--- Task prompt ---
Your task is to show every line in the listing below that includes "tutorial".

--- Material for the task ---

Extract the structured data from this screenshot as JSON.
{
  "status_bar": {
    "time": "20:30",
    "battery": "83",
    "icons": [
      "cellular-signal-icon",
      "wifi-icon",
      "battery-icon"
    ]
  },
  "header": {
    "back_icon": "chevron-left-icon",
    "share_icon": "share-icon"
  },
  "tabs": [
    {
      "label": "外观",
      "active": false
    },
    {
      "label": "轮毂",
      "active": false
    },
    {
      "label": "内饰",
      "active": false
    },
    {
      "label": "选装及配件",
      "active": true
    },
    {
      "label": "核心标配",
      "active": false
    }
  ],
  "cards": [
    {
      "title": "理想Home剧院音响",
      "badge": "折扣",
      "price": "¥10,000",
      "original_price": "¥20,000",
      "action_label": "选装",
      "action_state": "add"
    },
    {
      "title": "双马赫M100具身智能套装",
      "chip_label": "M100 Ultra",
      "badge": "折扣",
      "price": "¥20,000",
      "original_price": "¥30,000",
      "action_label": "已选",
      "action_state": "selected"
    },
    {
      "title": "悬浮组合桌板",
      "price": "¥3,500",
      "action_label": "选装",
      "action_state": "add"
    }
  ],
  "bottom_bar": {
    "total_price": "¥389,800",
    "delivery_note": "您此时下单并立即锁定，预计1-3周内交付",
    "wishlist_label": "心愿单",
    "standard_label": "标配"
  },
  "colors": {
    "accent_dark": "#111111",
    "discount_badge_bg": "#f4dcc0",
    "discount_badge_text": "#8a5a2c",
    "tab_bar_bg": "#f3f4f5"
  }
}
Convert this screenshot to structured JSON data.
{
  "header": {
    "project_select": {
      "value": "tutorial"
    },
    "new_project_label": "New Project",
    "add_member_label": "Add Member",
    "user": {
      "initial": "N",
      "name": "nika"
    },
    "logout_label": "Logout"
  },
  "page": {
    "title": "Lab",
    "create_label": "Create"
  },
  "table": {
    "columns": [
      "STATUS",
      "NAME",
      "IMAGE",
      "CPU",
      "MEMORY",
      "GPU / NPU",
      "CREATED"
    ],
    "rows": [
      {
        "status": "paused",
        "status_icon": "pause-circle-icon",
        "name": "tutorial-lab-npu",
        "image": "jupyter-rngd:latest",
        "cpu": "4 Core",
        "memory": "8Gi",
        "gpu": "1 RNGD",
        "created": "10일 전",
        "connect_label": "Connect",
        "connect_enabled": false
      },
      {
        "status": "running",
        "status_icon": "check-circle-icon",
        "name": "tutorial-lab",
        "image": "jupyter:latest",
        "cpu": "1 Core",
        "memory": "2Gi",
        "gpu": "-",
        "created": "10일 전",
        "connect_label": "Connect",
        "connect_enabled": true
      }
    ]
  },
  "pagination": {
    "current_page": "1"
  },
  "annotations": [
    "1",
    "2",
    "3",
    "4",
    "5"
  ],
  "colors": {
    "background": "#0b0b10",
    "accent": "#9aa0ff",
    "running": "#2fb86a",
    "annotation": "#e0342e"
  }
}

--- Answer to the exercise ---
      "value": "tutorial"
        "name": "tutorial-lab-npu",
        "name": "tutorial-lab",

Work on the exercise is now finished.